"Staring, as we earlier saw, is a version of the wish to create; it is directly connected to acts of drawing, describing, composing, lovemaking. It is odd that contemporary accounts of 'staring' or 'gaze' place exclusive emphasis on the risks suffered by the person being looked at, for the vulnerability of the perceiver seems equal to, or greater than, the vulnerability of the person being perceived..." pg 37

Binaries between beauty and the sublime:





-Beauty Assists Us In Our Attention To Justice-

For those who actively seek beauty, what precisely does the perceiver expect to experience within themselves when pursuing beauty? “Could one pursue truth if one had no interest in becoming knowledgeable? Is there a way to approach goodness while keeping oneself free of becoming good?” pg 41

-Fairness As ‘A Symmetry Of Everyone’s Relation To One Another-

Scarry's cave of beauty is similar Plato's Allegory of the Cave.

A Response To Danto

Robert Motherwell, Elegy to the Spanish Republic, 1958

What is the role of art in an age of 'moral indignation'?

Define activist art.

Is political art always activist?

Does beauty have a place in activist art?

Danto suggests both art and beauty have limitations as moral provocateurs. "The problem, as he sees it, is that when art designed to inspire moral response fails as art, it also 'fails morally, extenuated only by the good intentions of the artist'". pg 31

Pablo Picasso, Guernica, 1937

Eddie Adams' photograph of Nguyễn Ngọc Loan executing Nguyễn Văn Lém on February 1, 1968

Catherine Opie, Self Portrait/Nursing, 2004

Guerrilla Girls

Lacey Jane Roberts

Felix Gonzalez-Torres, Untitled (Perfect Lovers), 1987-90


Saturday, February 6, 2010

Wednesday, February 3, 2010

The Commodity of Beauty

Andy Wahol
Beauty is Shoe, Shoe Beauty

Does the commodification of beauty make its presence in contemporary art intellectually cheap?

Mapplethorpe and Bourgeois

"To seduce is a harmonious merger of , and it is the greatest art of all. Sculpture, which is my raison d'etre, is motivated by my obsessive, unsuccessful attempt to seduce...Art comes from the inability to seduce...Seduction is a form of convincing. I am the indefatiguable seducer. Beauty is the pursuit of 'the Other'. " - Louise Bourgeois, 1997

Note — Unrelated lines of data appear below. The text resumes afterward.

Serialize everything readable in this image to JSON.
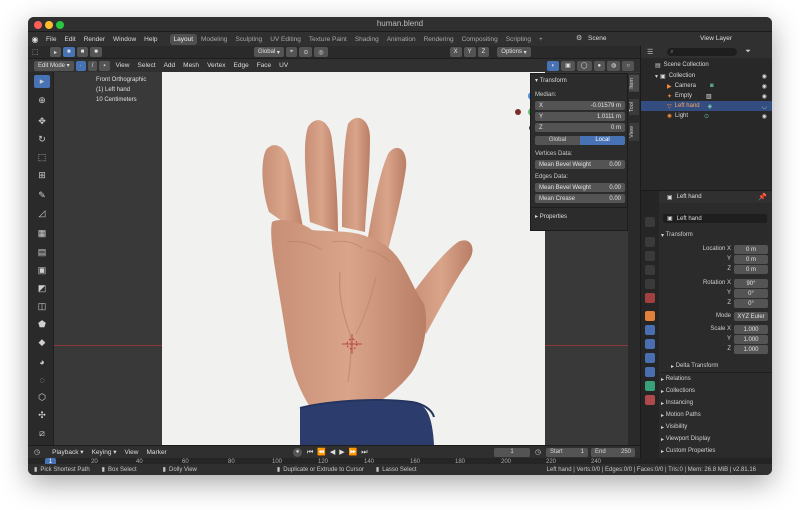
{
  "titlebar": {
    "title": "human.blend"
  },
  "menu": [
    "File",
    "Edit",
    "Render",
    "Window",
    "Help"
  ],
  "workspaces": [
    "Layout",
    "Modeling",
    "Sculpting",
    "UV Editing",
    "Texture Paint",
    "Shading",
    "Animation",
    "Rendering",
    "Compositing",
    "Scripting"
  ],
  "scene": {
    "name": "Scene",
    "view_layer": "View Layer"
  },
  "header": {
    "orientation": "Global",
    "options": "Options"
  },
  "subheader": {
    "mode": "Edit Mode",
    "items": [
      "View",
      "Select",
      "Add",
      "Mesh",
      "Vertex",
      "Edge",
      "Face",
      "UV"
    ]
  },
  "viewport": {
    "view_name": "Front Orthographic",
    "object_label": "(1) Left hand",
    "scale_label": "10 Centimeters"
  },
  "npanel": {
    "transform_title": "Transform",
    "median_label": "Median:",
    "x_label": "X",
    "x_value": "-0.01579 m",
    "y_label": "Y",
    "y_value": "1.0111 m",
    "z_label": "Z",
    "z_value": "0 m",
    "global_label": "Global",
    "local_label": "Local",
    "vertices_data": "Vertices Data:",
    "mean_bevel_weight_v": "Mean Bevel Weight",
    "mean_bevel_weight_v_value": "0.00",
    "edges_data": "Edges Data:",
    "mean_bevel_weight_e": "Mean Bevel Weight",
    "mean_bevel_weight_e_value": "0.00",
    "mean_crease": "Mean Crease",
    "mean_crease_value": "0.00",
    "properties_title": "Properties"
  },
  "sidetabs": [
    "Item",
    "Tool",
    "View"
  ],
  "outliner": {
    "items": [
      {
        "label": "Scene Collection"
      },
      {
        "label": "Collection"
      },
      {
        "label": "Camera"
      },
      {
        "label": "Empty"
      },
      {
        "label": "Left hand"
      },
      {
        "label": "Light"
      }
    ]
  },
  "properties": {
    "object_name": "Left hand",
    "object_field": "Left hand",
    "transform_title": "Transform",
    "location_x_label": "Location X",
    "location_x": "0 m",
    "location_y_label": "Y",
    "location_y": "0 m",
    "location_z_label": "Z",
    "location_z": "0 m",
    "rotation_x_label": "Rotation X",
    "rotation_x": "90°",
    "rotation_y_label": "Y",
    "rotation_y": "0°",
    "rotation_z_label": "Z",
    "rotation_z": "0°",
    "mode_label": "Mode",
    "mode_value": "XYZ Euler",
    "scale_x_label": "Scale X",
    "scale_x": "1.000",
    "scale_y_label": "Y",
    "scale_y": "1.000",
    "scale_z_label": "Z",
    "scale_z": "1.000",
    "delta_transform": "Delta Transform",
    "sections": [
      "Relations",
      "Collections",
      "Instancing",
      "Motion Paths",
      "Visibility",
      "Viewport Display",
      "Custom Properties"
    ]
  },
  "timeline": {
    "menus": [
      "Playback",
      "Keying",
      "View",
      "Marker"
    ],
    "current_frame": "1",
    "start_label": "Start",
    "start": "1",
    "end_label": "End",
    "end": "250",
    "ruler_ticks": [
      "1",
      "20",
      "40",
      "60",
      "80",
      "100",
      "120",
      "140",
      "160",
      "180",
      "200",
      "220",
      "240"
    ]
  },
  "statusbar": {
    "items": [
      "Pick Shortest Path",
      "Box Select",
      "Dolly View",
      "Duplicate or Extrude to Cursor",
      "Lasso Select"
    ],
    "info": "Left hand | Verts:0/0 | Edges:0/0 | Faces:0/0 | Tris:0 | Mem: 26.8 MiB | v2.81.16"
  },
  "colors": {
    "accent_blue": "#4772b3",
    "traffic_red": "#ff5f57",
    "traffic_yellow": "#febc2e",
    "traffic_green": "#28c840"
  }
}
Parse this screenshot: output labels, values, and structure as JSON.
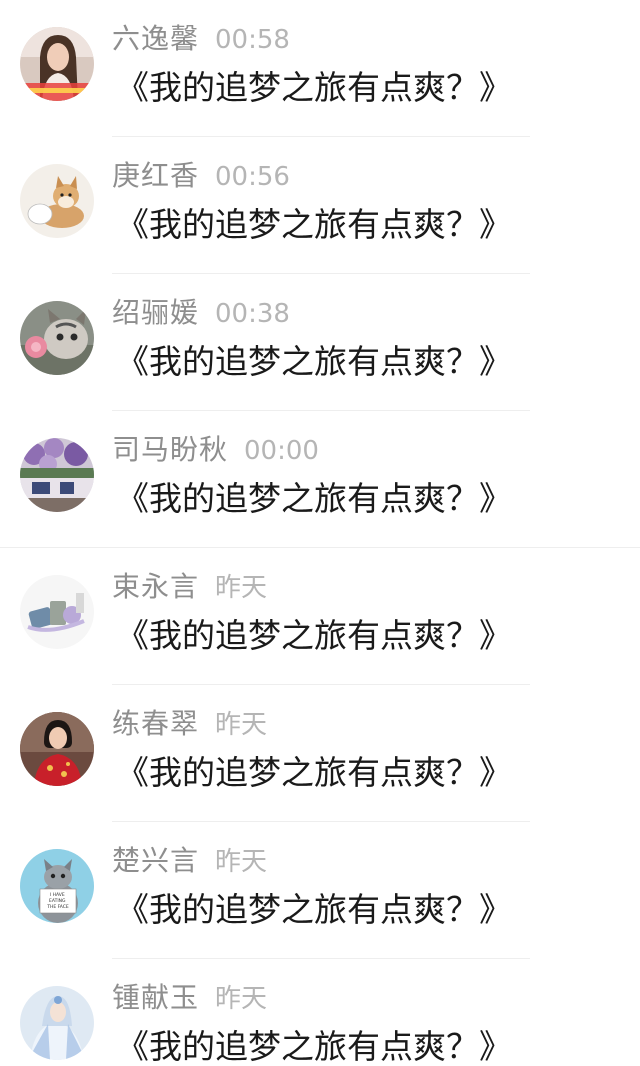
{
  "messages": [
    {
      "name": "六逸馨",
      "time": "00:58",
      "text": "《我的追梦之旅有点爽？》",
      "avatar": "girl-portrait-avatar"
    },
    {
      "name": "庚红香",
      "time": "00:56",
      "text": "《我的追梦之旅有点爽？》",
      "avatar": "shiba-dog-avatar"
    },
    {
      "name": "绍骊媛",
      "time": "00:38",
      "text": "《我的追梦之旅有点爽？》",
      "avatar": "cat-with-flower-avatar"
    },
    {
      "name": "司马盼秋",
      "time": "00:00",
      "text": "《我的追梦之旅有点爽？》",
      "avatar": "purple-flowers-avatar"
    },
    {
      "name": "束永言",
      "time": "昨天",
      "text": "《我的追梦之旅有点爽？》",
      "avatar": "stationery-items-avatar"
    },
    {
      "name": "练春翠",
      "time": "昨天",
      "text": "《我的追梦之旅有点爽？》",
      "avatar": "woman-red-qipao-avatar"
    },
    {
      "name": "楚兴言",
      "time": "昨天",
      "text": "《我的追梦之旅有点爽？》",
      "avatar": "cat-with-sign-avatar"
    },
    {
      "name": "锺献玉",
      "time": "昨天",
      "text": "《我的追梦之旅有点爽？》",
      "avatar": "fantasy-character-avatar"
    }
  ],
  "avatar_sign_text": "I HAVE EATING THE FACE",
  "colors": {
    "name": "#8e8e8e",
    "time": "#b5b5b5",
    "message": "#1a1a1a",
    "divider": "#eeeeee",
    "background": "#ffffff"
  }
}
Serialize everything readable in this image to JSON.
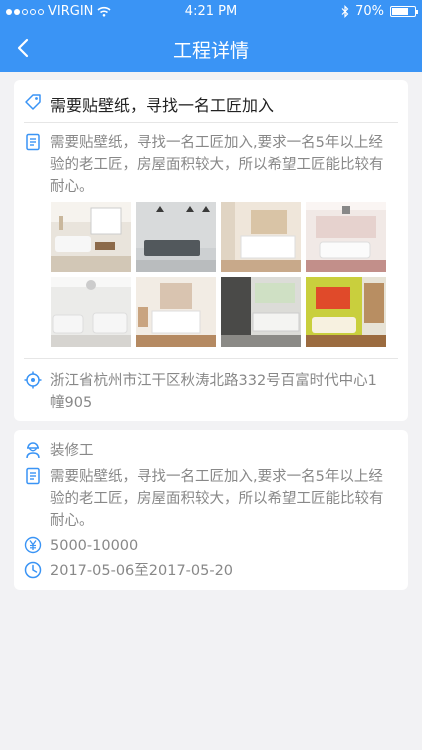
{
  "status": {
    "carrier": "VIRGIN",
    "time": "4:21 PM",
    "battery": "70%"
  },
  "nav": {
    "title": "工程详情"
  },
  "project": {
    "title": "需要贴壁纸，寻找一名工匠加入",
    "description_lines": [
      "需要贴壁纸，寻找一名工匠加入,要求一名5年以上经",
      "验的老工匠，房屋面积较大，所以希望工匠能比较有",
      "耐心。"
    ],
    "address_lines": [
      "浙江省杭州市江干区秋涛北路332号百富时代中心1",
      "幢905"
    ]
  },
  "job": {
    "worker_type": "装修工",
    "description_lines": [
      "需要贴壁纸，寻找一名工匠加入,要求一名5年以上经",
      "验的老工匠，房屋面积较大，所以希望工匠能比较有",
      "耐心。"
    ],
    "salary": "5000-10000",
    "date_range": "2017-05-06至2017-05-20"
  },
  "colors": {
    "primary": "#3a94f5",
    "text_dark": "#222222",
    "text_muted": "#888888",
    "background": "#f2f2f4"
  },
  "icons": {
    "back": "chevron-left-icon",
    "tag": "tag-icon",
    "document": "document-icon",
    "location": "location-target-icon",
    "worker": "worker-icon",
    "money": "yen-icon",
    "clock": "clock-icon"
  }
}
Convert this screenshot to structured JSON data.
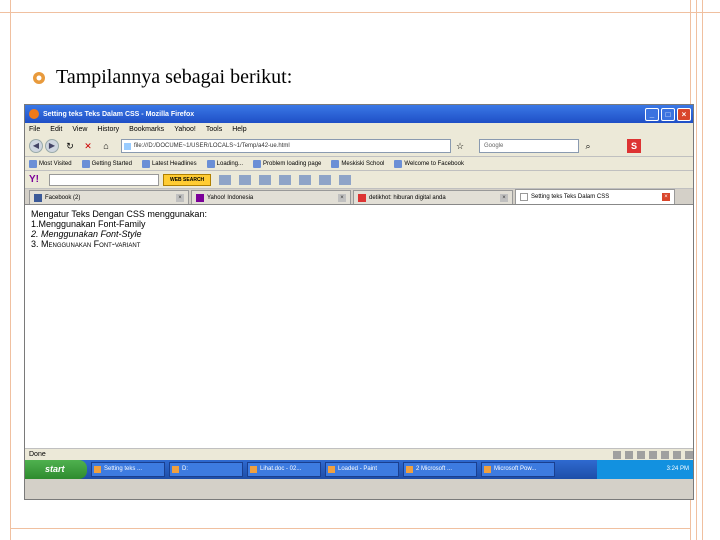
{
  "slide": {
    "bullet_text": "Tampilannya sebagai berikut:"
  },
  "browser": {
    "title": "Setting teks Teks Dalam CSS - Mozilla Firefox",
    "menu": [
      "File",
      "Edit",
      "View",
      "History",
      "Bookmarks",
      "Yahoo!",
      "Tools",
      "Help"
    ],
    "url": "file:///D:/DOCUME~1/USER/LOCALS~1/Temp/a42-ue.html",
    "search_placeholder": "Google",
    "bookmarks": [
      "Most Visited",
      "Getting Started",
      "Latest Headlines",
      "Loading...",
      "Problem loading page",
      "Meskiski School",
      "Welcome to Facebook"
    ],
    "yahoo_logo": "Y!",
    "web_search_label": "WEB SEARCH",
    "tabs": [
      {
        "label": "Facebook (2)"
      },
      {
        "label": "Yahoo! Indonesia"
      },
      {
        "label": "detikhot: hiburan digital anda"
      },
      {
        "label": "Setting teks Teks Dalam CSS"
      }
    ],
    "content_lines": [
      "Mengatur Teks Dengan CSS menggunakan:",
      "1.Menggunakan Font-Family",
      "2. Menggunakan Font-Style",
      "3. Menggunakan Font-variant"
    ],
    "status": "Done"
  },
  "taskbar": {
    "start": "start",
    "tasks": [
      "Setting teks ...",
      "D:",
      "Lihat.doc - 02...",
      "Loaded - Paint",
      "2 Microsoft ...",
      "Microsoft Pow..."
    ],
    "clock": "3:24 PM"
  }
}
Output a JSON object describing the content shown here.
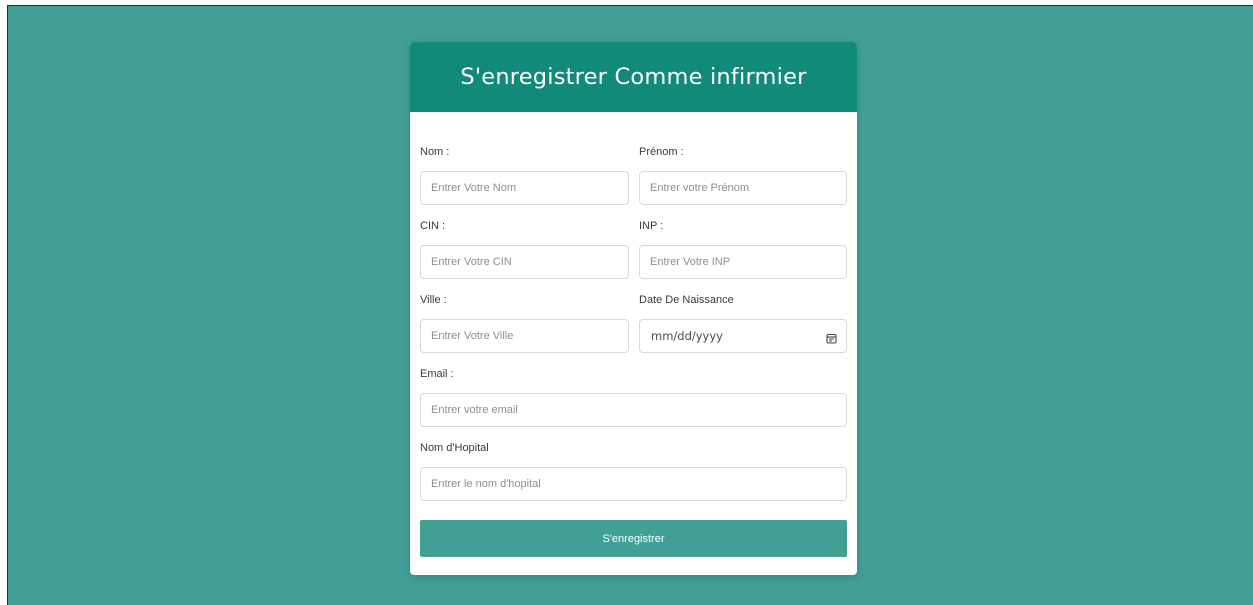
{
  "form": {
    "title": "S'enregistrer Comme infirmier",
    "fields": {
      "nom": {
        "label": "Nom :",
        "placeholder": "Entrer Votre Nom"
      },
      "prenom": {
        "label": "Prénom :",
        "placeholder": "Entrer votre Prénom"
      },
      "cin": {
        "label": "CIN :",
        "placeholder": "Entrer Votre CIN"
      },
      "inp": {
        "label": "INP :",
        "placeholder": "Entrer Votre INP"
      },
      "ville": {
        "label": "Ville :",
        "placeholder": "Entrer Votre Ville"
      },
      "date_naissance": {
        "label": "Date De Naissance",
        "placeholder": "mm/dd/yyyy",
        "icon": "calendar-icon"
      },
      "email": {
        "label": "Email :",
        "placeholder": "Entrer votre email"
      },
      "hopital": {
        "label": "Nom d'Hopital",
        "placeholder": "Entrer le nom d'hopital"
      }
    },
    "submit_label": "S'enregistrer"
  },
  "colors": {
    "background": "#419f93",
    "header": "#128a7a",
    "button": "#419f93"
  }
}
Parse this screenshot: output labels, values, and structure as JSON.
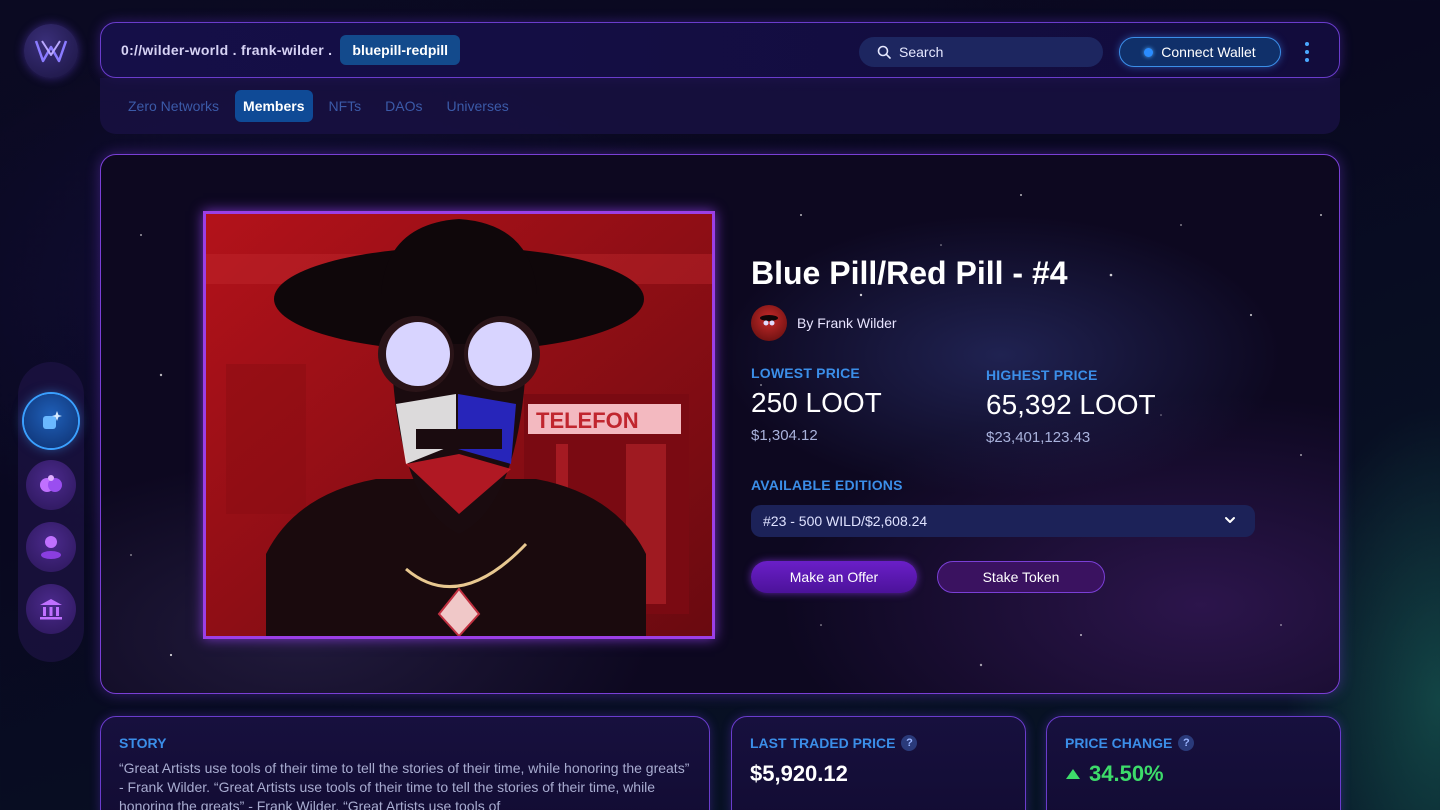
{
  "topbar": {
    "path": "0://wilder-world . frank-wilder .",
    "current": "bluepill-redpill",
    "search_label": "Search",
    "connect_label": "Connect Wallet"
  },
  "nav": {
    "tabs": [
      {
        "label": "Zero Networks",
        "active": false
      },
      {
        "label": "Members",
        "active": true
      },
      {
        "label": "NFTs",
        "active": false
      },
      {
        "label": "DAOs",
        "active": false
      },
      {
        "label": "Universes",
        "active": false
      }
    ]
  },
  "sidebar": {
    "items": [
      {
        "icon": "sparkle-cube-icon",
        "active": true
      },
      {
        "icon": "members-icon",
        "active": false
      },
      {
        "icon": "user-pedestal-icon",
        "active": false
      },
      {
        "icon": "bank-icon",
        "active": false
      }
    ]
  },
  "nft": {
    "title": "Blue Pill/Red Pill - #4",
    "creator": "By Frank Wilder",
    "art_sign_text": "TELEFON",
    "lowest": {
      "label": "LOWEST PRICE",
      "value": "250 LOOT",
      "usd": "$1,304.12"
    },
    "highest": {
      "label": "HIGHEST PRICE",
      "value": "65,392 LOOT",
      "usd": "$23,401,123.43"
    },
    "editions_label": "AVAILABLE EDITIONS",
    "editions_selected": "#23 - 500 WILD/$2,608.24",
    "offer_label": "Make an Offer",
    "stake_label": "Stake Token"
  },
  "story": {
    "title": "STORY",
    "text": "“Great Artists use tools of their time to tell the stories of their time, while honoring the greats” - Frank Wilder. “Great Artists use tools of their time to tell the stories of their time, while honoring the greats” - Frank Wilder. “Great Artists use tools of"
  },
  "last_traded": {
    "title": "LAST TRADED PRICE",
    "help": "?",
    "value": "$5,920.12"
  },
  "price_change": {
    "title": "PRICE CHANGE",
    "help": "?",
    "value": "34.50%",
    "color": "#3ddc6a"
  }
}
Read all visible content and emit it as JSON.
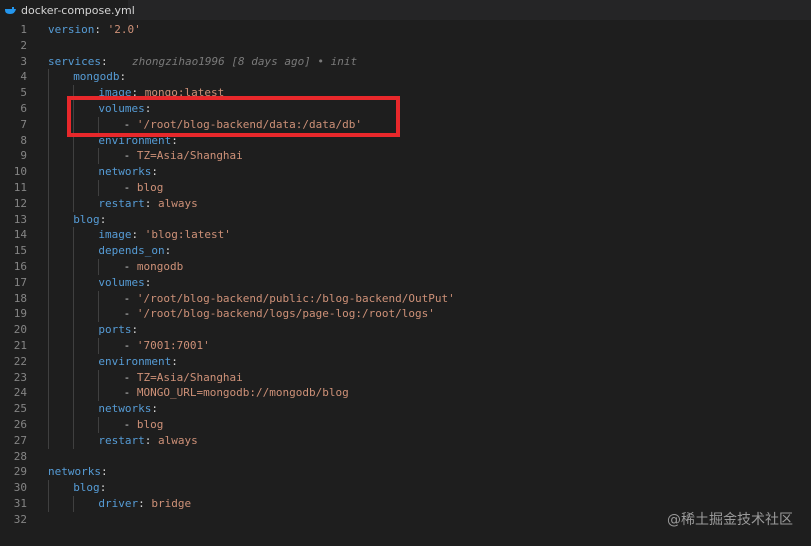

Lou, NYC (Finger Fuck), 1978

Self Portrait, 1980

Thomas, 1987

Braque, Bourgeois and Modern Beauty

"I couldn't portray a woman in all her natural loveliness. I haven't the skill. No one has. I must, therefore, create a new sort of beauty, the beauty that appears to me in terms of volume, of line, of mass, of weight, and through that beauty interpret my subjective impression... I want to expose the Absolute, and not merely the factitious woman." - Georges Braque, 1910

"To put it another way, experiences are sorts of pleasures that involve verbs. The fallacy occurs in taking the experience "I like X" and referring to "X" as beauty. The process is similar to what T.S. Elliot said of Wordsworth, "Wordsworth found in stones the sermons he had planted there." In fact, beauty is only a mystified expression of our emotion." - Louise Bourgeois, 1997

Apollinaire and Modernism

"Wishing to attain the proportions of the ideal, to be no longer limited to the human, the young painters offer us works which are more cerebral than sensual. They discard more and more the old art of optical illusion and local proportion, in order to express the grandeur of metaphysical forms."
- Guillaume Apollinaire

Williem de Kooning
Woman V

Beauty Was

-linked to kindness and justice
-tied to the idealized female form
-art's principle aim

Beauty Is

-local and partial
-part of commodity exchange
-necessary condition for life as we would want to live it - Arthur Danto
-complicit with political power
-denial of the value of ugliness
-subjective condition
-inevitably socially inscribed
-purity of form

A Família Real de Carlos IV